* Exercise brief:
With respect to the word "ресурсов", report how many lines of the following listing include it. Give nothing but the number.

* Data records:
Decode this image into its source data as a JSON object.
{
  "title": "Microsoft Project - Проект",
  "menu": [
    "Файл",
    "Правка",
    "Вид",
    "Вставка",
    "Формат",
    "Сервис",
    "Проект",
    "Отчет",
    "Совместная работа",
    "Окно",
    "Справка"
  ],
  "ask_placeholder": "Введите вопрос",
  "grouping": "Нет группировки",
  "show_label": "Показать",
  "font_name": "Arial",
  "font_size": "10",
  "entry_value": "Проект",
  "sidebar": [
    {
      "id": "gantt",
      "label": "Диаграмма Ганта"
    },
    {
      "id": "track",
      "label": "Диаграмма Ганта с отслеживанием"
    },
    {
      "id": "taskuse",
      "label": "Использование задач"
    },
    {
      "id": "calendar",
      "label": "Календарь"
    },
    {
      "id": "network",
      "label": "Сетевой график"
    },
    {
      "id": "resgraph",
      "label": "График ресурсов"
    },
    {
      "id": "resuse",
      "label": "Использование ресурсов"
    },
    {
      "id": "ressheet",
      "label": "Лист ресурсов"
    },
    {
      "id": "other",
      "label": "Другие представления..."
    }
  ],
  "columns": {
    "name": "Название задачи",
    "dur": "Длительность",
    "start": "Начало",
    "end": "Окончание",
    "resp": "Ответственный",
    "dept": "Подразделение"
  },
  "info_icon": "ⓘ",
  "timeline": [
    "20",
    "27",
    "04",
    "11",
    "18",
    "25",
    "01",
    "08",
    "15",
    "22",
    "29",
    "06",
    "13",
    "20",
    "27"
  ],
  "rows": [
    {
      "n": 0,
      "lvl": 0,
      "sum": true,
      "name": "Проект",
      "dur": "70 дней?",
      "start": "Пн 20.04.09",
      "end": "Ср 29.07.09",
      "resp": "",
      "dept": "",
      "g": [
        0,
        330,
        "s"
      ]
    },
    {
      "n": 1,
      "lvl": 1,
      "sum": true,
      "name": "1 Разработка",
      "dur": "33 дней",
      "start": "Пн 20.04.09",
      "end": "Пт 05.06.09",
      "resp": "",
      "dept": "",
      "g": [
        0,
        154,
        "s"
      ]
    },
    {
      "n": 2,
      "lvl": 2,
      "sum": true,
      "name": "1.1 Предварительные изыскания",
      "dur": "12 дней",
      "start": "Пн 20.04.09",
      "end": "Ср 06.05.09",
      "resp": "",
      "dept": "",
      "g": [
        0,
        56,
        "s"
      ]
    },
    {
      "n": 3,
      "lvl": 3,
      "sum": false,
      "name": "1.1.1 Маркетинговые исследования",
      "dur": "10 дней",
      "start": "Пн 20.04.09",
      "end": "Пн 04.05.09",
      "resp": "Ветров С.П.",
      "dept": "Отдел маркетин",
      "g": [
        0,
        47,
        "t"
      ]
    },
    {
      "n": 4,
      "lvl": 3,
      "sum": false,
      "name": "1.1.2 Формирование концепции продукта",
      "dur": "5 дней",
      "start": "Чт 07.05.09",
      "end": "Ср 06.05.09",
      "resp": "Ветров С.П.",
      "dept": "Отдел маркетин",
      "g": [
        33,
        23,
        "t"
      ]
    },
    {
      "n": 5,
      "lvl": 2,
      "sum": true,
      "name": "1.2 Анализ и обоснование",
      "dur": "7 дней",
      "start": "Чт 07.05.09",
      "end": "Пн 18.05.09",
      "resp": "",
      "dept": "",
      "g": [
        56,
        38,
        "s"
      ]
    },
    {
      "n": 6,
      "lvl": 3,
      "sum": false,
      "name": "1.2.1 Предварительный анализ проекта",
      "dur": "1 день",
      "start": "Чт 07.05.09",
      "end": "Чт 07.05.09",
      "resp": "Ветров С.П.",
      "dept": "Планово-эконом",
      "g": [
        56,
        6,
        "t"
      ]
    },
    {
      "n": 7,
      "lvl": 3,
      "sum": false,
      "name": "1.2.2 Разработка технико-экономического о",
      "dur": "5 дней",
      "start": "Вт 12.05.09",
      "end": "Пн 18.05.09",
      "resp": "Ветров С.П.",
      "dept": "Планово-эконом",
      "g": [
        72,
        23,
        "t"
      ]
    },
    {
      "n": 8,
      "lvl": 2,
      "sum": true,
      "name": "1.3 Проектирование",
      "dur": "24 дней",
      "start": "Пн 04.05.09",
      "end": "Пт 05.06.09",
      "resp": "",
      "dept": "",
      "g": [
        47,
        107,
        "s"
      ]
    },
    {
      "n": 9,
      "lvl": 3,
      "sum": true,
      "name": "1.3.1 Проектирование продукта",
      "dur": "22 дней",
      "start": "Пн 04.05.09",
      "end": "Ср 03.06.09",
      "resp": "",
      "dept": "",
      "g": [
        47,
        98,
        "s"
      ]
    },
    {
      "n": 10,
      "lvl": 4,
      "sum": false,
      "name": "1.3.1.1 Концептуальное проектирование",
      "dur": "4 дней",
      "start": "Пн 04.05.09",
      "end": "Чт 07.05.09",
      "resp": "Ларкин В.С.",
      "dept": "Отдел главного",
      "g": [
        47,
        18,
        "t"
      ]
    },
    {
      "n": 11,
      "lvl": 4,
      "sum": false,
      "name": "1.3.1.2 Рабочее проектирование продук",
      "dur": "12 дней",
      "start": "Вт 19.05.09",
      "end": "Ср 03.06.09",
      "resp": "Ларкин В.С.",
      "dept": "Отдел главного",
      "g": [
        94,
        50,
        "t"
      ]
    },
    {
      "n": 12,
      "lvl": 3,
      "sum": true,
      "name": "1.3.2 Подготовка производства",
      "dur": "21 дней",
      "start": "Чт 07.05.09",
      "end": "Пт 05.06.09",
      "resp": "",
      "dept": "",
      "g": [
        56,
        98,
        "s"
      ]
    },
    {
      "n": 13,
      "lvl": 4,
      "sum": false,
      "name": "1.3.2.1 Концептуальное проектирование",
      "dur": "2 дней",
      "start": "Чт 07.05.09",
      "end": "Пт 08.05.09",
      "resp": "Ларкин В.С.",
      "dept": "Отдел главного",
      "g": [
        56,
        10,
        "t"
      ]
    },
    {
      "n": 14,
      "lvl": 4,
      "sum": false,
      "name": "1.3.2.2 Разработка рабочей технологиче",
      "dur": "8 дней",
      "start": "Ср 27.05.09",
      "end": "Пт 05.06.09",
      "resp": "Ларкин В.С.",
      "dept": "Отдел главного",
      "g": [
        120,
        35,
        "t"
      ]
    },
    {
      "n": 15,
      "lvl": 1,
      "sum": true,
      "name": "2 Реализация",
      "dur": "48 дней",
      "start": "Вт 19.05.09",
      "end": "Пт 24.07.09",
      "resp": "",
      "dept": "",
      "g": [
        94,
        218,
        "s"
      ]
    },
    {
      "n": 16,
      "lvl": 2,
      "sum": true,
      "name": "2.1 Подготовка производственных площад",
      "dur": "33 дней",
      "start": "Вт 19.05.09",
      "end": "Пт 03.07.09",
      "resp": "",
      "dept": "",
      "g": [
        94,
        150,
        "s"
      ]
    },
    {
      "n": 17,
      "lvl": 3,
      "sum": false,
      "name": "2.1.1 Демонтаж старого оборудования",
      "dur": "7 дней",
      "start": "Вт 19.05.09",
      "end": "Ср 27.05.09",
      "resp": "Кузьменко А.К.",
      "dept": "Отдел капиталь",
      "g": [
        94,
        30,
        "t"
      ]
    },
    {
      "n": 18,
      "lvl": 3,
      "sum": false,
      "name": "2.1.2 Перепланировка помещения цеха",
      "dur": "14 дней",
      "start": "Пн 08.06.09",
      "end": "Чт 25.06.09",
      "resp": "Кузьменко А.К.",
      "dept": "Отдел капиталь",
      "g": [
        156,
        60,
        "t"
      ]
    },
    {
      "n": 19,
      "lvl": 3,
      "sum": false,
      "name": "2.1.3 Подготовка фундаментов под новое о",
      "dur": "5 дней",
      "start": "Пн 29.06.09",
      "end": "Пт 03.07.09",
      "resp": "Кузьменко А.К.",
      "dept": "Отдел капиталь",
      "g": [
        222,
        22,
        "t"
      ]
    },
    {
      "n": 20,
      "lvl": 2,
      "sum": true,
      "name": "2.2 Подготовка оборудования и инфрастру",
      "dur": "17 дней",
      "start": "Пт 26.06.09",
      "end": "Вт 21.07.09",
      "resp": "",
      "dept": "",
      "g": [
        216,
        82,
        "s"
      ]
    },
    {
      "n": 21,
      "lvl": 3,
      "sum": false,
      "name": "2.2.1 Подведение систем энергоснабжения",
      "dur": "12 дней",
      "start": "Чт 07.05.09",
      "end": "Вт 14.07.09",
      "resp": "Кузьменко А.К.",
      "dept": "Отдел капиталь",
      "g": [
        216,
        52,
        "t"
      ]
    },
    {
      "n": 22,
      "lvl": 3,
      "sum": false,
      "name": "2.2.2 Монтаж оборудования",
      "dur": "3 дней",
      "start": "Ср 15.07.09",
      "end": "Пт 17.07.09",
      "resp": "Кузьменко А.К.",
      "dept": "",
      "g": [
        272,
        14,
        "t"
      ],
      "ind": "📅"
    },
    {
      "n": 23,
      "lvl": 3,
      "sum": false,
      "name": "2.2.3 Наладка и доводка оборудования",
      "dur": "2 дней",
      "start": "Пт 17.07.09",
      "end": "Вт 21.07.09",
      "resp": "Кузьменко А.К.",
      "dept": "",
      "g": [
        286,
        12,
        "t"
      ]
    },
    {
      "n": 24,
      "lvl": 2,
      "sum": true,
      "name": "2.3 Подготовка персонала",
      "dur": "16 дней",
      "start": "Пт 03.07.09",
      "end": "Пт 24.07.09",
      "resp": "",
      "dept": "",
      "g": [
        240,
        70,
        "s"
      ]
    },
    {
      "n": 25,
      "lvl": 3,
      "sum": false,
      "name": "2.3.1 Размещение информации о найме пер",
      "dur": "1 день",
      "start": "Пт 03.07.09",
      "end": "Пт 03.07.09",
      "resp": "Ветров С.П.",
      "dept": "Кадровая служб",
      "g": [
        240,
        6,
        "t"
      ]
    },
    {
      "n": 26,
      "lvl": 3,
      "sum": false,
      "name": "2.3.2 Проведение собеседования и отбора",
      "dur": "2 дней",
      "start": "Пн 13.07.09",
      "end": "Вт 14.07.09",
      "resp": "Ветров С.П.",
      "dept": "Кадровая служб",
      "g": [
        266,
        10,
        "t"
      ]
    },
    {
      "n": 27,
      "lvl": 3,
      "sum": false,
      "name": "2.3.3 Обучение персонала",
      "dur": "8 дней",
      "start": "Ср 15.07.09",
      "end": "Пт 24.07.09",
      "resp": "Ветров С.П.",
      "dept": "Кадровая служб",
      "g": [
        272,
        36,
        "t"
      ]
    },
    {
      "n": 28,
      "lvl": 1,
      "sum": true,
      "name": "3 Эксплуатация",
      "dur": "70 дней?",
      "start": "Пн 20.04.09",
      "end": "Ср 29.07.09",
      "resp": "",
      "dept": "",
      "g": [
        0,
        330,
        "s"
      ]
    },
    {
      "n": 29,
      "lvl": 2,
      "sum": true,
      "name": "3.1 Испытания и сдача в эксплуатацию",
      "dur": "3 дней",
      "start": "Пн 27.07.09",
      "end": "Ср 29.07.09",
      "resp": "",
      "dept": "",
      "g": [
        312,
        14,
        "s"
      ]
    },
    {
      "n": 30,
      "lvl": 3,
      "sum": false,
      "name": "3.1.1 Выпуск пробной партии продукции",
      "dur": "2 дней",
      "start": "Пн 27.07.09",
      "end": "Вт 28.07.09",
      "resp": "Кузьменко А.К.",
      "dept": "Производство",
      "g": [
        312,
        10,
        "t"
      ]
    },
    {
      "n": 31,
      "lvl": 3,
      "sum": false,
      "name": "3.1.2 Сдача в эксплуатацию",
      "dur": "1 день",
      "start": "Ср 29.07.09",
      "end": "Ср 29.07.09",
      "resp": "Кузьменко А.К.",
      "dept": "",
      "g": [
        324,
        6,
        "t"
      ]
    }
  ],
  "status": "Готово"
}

* Exercise solution:
3